The International Court of Justice in The Hague today (Monday, 31 March 2014) found in favor of Australia and New Zealand in the court case against Japan’s so-called Research Whaling in Antarctica.
Earthrace Conservation founder Pete Bethune, who was at the court for the original case in June 2013 and today to hear the verdict, said, “I am absolutely thrilled. Today will go down in history as a great day for whales, for conservation and for justice.”
He said, “The verdict makes Japan’s Research Whaling program, which has killed many thousands of whales in the name of science, illegal. It also halts any likely copycat programs from the likes of Russia and Korea which had the decision favored Japan had been expected to introduce research whaling programs of their own”.
Bethune had his boat, the Ady Gil, destroyed when it was run over by a Japanese security vessel in Antarctica in January 2010. He then spent five months in a maximum-security prison in Japan after he illegally boarded the vessel that had nearly taken the lives of himself and his crew.
This period saw such intense public outcry over research whaling, that the Australian government announced it was taking Japan to the International Court of Justice. Bethune remembers the day when he heard the news in prison. “I went down to meet my lawyer, and the first thing she said to me was Australia had taken the court action against Japan over whaling. I burst into tears. I was optimistic that any decent judicial system would find against Japan, and to finally see it become a realityis amazing.”
Bethune always felt that Japan’s case was weak. “They used a loophole in the original IWC regulations that allowed for nations to conduct their own research-whaling program”, he said.
“Japan argued the court had no jurisdiction to decide what legitimate research was, and that Japan could choose its research programs as it liked. They also presented some of their research findings, although all but the most one-eyed would accept them as being valued by the Scientific-community”.
The verdict is binding for all three countries and cannot be appealed. Japan has little choice now but to cease their whaling program in the Southern Ocean Whale Sanctuary.
Bethune spoke to several senior Japanese delegates after the verdict was announced and says they indicated that while they were very disappointed with the outcome, they would abide by the ruling and not go back to Antarctica.
According to Bethune, the one drawback with the court case is it only addressed Japan’s scientific whaling program in Antarctica. The verdict has now made this illegal, but it still leaves Japan free to continue with research whaling in the Northern Pacific.
Bethune said, “I have no idea why Australia and New Zealand left the Northern Pacific out of their case.
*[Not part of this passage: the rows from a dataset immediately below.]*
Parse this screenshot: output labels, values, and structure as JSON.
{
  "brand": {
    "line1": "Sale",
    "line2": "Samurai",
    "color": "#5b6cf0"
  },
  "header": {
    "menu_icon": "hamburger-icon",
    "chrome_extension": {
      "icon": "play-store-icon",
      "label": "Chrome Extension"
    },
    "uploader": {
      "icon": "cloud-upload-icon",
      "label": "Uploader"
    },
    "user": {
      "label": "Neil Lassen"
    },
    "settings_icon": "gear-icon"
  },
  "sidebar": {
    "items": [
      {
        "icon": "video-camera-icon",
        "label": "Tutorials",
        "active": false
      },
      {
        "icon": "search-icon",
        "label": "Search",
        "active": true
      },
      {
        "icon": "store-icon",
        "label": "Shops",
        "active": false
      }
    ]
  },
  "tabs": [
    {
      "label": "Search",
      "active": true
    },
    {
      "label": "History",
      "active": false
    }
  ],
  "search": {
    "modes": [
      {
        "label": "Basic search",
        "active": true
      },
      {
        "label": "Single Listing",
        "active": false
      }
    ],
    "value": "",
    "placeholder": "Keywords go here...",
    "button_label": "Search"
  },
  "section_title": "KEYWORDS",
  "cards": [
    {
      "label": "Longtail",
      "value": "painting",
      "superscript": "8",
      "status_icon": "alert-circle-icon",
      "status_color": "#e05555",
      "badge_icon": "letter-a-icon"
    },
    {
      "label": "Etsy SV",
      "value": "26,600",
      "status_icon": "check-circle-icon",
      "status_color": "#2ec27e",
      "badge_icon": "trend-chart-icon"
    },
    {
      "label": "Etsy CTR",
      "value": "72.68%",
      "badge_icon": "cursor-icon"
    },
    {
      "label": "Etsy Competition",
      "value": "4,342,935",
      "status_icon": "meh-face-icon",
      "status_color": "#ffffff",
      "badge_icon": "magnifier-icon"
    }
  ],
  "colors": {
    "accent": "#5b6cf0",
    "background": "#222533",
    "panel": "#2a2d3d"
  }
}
If the research program in Antarctica is illegal, then by definition so is the program in the Northern Pacific but it will require another court action to make this illegal also.”
Bethune now feels that his actions back in 2010 were not in vain and hopes that in some small way what happened to him contributed to today’s verdict.
“I lost my boat, spent five months in prison for peacefully protesting against what has now been confirmed as illegal activities, and was paraded around in Japan as a dangerous criminal which was difficult to take at the time. If all that was even a small part of the means to this happy ending, then I’m bloody happy to have gone through it all.”